At a time when science and technology are advancing much faster than societys ability to understand and cope with these new discoveries, the University has created the Life Sciences, Values and Society Program.
Todays scientific revolution has important ramifications for society, Lempert says. We are facing profound ethical questions related to medicine, public health, the privacy of genetic data and the meaning of human life. Our goal is to make the U-M a national center for discussion and research to explore the impact of these issues before we, as a society, must make decisions on how to handle them.
Created with a $500,000 grant from the Office of the President, the Life Sciences, Values and Society Program is part of the Life Sciences Initiativea campus-wide effort to expand learning in rapidly advancing scientific fields, including genomics, chemical and structural biology, cognitive neuroscience and bioinformatics.
Harold Varmus, former director of the National Institutes of Health and president and CEO of the Memorial Sloan-Kettering Cancer Center, will speak at 4 p.m. Oct. 11 in Rackham Auditorium to begin a series of free, public lectures and seminars on ethical issues related to the life sciences. His talk is titled Regulation of Ethically Sensitive Science: An Illustrative Case.
On Dec. 12, Robert A. Burt, visiting professor from Yale Law School, has organized a symposium titled Dying in America. The symposium will be held in Rackham Auditorium. For registration information, contact firstname.lastname@example.org.
Lempert says that in addition to the speaker series, the program will sponsor a series of faculty networking events, provide seed money grants for empirical research, and facilitate interaction among faculty and students from different disciplines.
Sheon adds that the Life Sciences, Values and Society Program will have its own page on the Life Sciences Initiative Web site, which will be ready for public access by mid-October.
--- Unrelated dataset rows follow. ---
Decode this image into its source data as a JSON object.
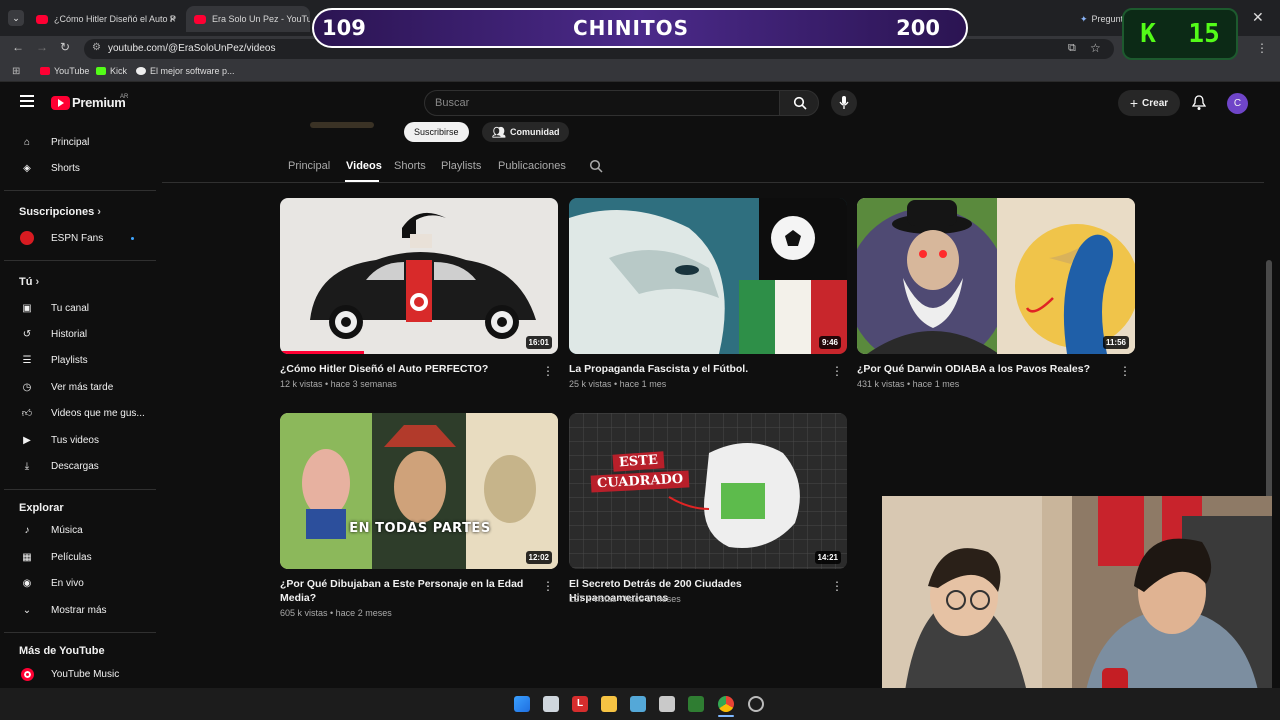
{
  "browser": {
    "tabs": [
      {
        "label": "¿Cómo Hitler Diseñó el Auto P"
      },
      {
        "label": "Era Solo Un Pez - YouTube"
      },
      {
        "label": "Pregunt"
      }
    ],
    "url": "youtube.com/@EraSoloUnPez/videos",
    "bookmarks": [
      "YouTube",
      "Kick",
      "El mejor software p..."
    ]
  },
  "stream_overlay": {
    "left_count": "109",
    "title": "CHINITOS",
    "right_count": "200",
    "kick_letter": "K",
    "kick_count": "15"
  },
  "yt_header": {
    "logo_text": "Premium",
    "region": "AR",
    "search_placeholder": "Buscar",
    "create_label": "Crear",
    "avatar_letter": "C"
  },
  "sidebar": {
    "main": [
      {
        "label": "Principal",
        "icon": "home-icon"
      },
      {
        "label": "Shorts",
        "icon": "shorts-icon"
      }
    ],
    "subscriptions_title": "Suscripciones",
    "subscriptions": [
      {
        "label": "ESPN Fans"
      }
    ],
    "you_title": "Tú",
    "you": [
      {
        "label": "Tu canal",
        "icon": "channel-icon"
      },
      {
        "label": "Historial",
        "icon": "history-icon"
      },
      {
        "label": "Playlists",
        "icon": "playlists-icon"
      },
      {
        "label": "Ver más tarde",
        "icon": "watch-later-icon"
      },
      {
        "label": "Videos que me gus...",
        "icon": "liked-icon"
      },
      {
        "label": "Tus videos",
        "icon": "your-videos-icon"
      },
      {
        "label": "Descargas",
        "icon": "downloads-icon"
      }
    ],
    "explore_title": "Explorar",
    "explore": [
      {
        "label": "Música",
        "icon": "music-icon"
      },
      {
        "label": "Películas",
        "icon": "movies-icon"
      },
      {
        "label": "En vivo",
        "icon": "live-icon"
      },
      {
        "label": "Mostrar más",
        "icon": "chevron-down-icon"
      }
    ],
    "more_title": "Más de YouTube",
    "more": [
      {
        "label": "YouTube Music",
        "icon": "youtube-music-icon"
      }
    ]
  },
  "channel": {
    "subscribe_label": "Suscribirse",
    "community_label": "Comunidad",
    "tabs": [
      "Principal",
      "Videos",
      "Shorts",
      "Playlists",
      "Publicaciones"
    ],
    "active_tab": "Videos"
  },
  "videos": [
    {
      "title": "¿Cómo Hitler Diseñó el Auto PERFECTO?",
      "meta": "12 k vistas • hace 3 semanas",
      "duration": "16:01"
    },
    {
      "title": "La Propaganda Fascista y el Fútbol.",
      "meta": "25 k vistas • hace 1 mes",
      "duration": "9:46"
    },
    {
      "title": "¿Por Qué Darwin ODIABA a los Pavos Reales?",
      "meta": "431 k vistas • hace 1 mes",
      "duration": "11:56"
    },
    {
      "title": "¿Por Qué Dibujaban a Este Personaje en la Edad Media?",
      "meta": "605 k vistas • hace 2 meses",
      "duration": "12:02",
      "thumb_text": "EN TODAS PARTES"
    },
    {
      "title": "El Secreto Detrás de 200 Ciudades Hispanoamericanas",
      "meta": "127 k vistas • hace 2 meses",
      "duration": "14:21",
      "thumb_text_1": "ESTE",
      "thumb_text_2": "CUADRADO"
    }
  ],
  "colors": {
    "accent": "#ff0033",
    "kick_green": "#53fc18",
    "overlay_purple": "#4b2a8a"
  }
}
The site will include the latest information on upcoming seminars, lectures and classes. U-M faculty will be encouraged to post their areas of interest and contact information in a special section on the site.
We see the Web site as crucial to facilitating communication between people who share a common interest in these issues, but dont know each other, Sheon says.
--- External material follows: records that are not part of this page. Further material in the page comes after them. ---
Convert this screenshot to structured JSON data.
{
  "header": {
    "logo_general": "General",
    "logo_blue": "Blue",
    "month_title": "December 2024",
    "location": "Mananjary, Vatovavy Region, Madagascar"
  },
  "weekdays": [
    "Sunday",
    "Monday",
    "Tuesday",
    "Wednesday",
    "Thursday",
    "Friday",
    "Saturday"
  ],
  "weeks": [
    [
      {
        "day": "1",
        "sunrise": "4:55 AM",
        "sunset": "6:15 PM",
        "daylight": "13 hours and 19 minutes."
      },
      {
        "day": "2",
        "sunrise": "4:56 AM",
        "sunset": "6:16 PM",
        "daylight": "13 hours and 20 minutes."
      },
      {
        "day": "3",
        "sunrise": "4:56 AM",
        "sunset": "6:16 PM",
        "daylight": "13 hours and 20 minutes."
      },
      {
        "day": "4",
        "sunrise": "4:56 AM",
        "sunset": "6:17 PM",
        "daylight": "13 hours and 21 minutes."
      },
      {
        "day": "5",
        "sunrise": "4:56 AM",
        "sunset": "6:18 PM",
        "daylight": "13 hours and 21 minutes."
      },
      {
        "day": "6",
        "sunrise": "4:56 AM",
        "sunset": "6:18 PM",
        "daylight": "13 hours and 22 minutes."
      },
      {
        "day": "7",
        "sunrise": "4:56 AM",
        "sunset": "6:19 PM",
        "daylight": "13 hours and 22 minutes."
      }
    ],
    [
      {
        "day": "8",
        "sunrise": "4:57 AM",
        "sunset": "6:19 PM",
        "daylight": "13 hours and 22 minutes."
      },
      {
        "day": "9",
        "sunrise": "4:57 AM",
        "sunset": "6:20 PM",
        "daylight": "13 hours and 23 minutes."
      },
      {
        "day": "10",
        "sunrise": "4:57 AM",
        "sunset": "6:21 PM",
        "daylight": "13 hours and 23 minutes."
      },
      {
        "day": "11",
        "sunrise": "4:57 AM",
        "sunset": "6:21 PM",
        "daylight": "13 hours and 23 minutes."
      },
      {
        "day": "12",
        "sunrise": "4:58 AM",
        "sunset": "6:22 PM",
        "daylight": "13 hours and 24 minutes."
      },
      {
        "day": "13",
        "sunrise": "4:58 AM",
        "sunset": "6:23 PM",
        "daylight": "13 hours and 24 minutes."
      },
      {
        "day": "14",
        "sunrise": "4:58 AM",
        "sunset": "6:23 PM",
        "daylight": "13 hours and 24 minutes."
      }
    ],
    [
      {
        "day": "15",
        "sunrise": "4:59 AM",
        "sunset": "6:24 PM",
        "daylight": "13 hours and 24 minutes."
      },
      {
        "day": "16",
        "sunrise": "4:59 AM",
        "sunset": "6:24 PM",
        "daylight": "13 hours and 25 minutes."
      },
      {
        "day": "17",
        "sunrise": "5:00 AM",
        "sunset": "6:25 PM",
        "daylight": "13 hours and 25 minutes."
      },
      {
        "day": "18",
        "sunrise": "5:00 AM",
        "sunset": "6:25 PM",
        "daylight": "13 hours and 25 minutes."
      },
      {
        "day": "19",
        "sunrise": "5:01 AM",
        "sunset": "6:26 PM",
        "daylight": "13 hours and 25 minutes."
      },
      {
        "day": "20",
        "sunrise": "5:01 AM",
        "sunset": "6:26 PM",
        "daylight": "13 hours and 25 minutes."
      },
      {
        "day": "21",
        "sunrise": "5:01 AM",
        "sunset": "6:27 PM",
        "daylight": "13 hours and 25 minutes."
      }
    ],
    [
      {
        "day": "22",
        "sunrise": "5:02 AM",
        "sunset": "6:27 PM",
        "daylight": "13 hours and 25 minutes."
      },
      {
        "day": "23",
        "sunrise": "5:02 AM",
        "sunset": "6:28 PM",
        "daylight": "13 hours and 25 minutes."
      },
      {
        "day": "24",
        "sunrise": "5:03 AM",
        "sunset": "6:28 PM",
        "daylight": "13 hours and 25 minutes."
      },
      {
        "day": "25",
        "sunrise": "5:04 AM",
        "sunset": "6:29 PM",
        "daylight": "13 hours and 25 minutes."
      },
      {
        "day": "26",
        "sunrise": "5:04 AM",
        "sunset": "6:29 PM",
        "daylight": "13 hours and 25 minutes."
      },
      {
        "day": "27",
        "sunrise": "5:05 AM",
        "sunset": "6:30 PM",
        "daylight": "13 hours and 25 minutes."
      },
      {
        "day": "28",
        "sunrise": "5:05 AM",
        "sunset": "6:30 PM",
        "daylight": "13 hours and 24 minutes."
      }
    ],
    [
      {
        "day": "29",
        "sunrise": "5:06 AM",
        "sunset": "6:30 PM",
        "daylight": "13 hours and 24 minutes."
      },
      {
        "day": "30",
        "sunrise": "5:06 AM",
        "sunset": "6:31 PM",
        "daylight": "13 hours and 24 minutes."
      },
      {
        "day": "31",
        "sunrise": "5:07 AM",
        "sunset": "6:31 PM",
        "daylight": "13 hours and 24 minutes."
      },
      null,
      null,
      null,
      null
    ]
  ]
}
Later this year, Lempert also hopes to begin a series of life science lectures for the general publicincluding discussion related to societal and ethical issues. In addition, many of the programs events will be designed to interest undergraduate students.
Students should be engaged in these discussions, because they will be living through these changes in society, Lempert says. The undergraduate years are a perfect time to think through these important issues.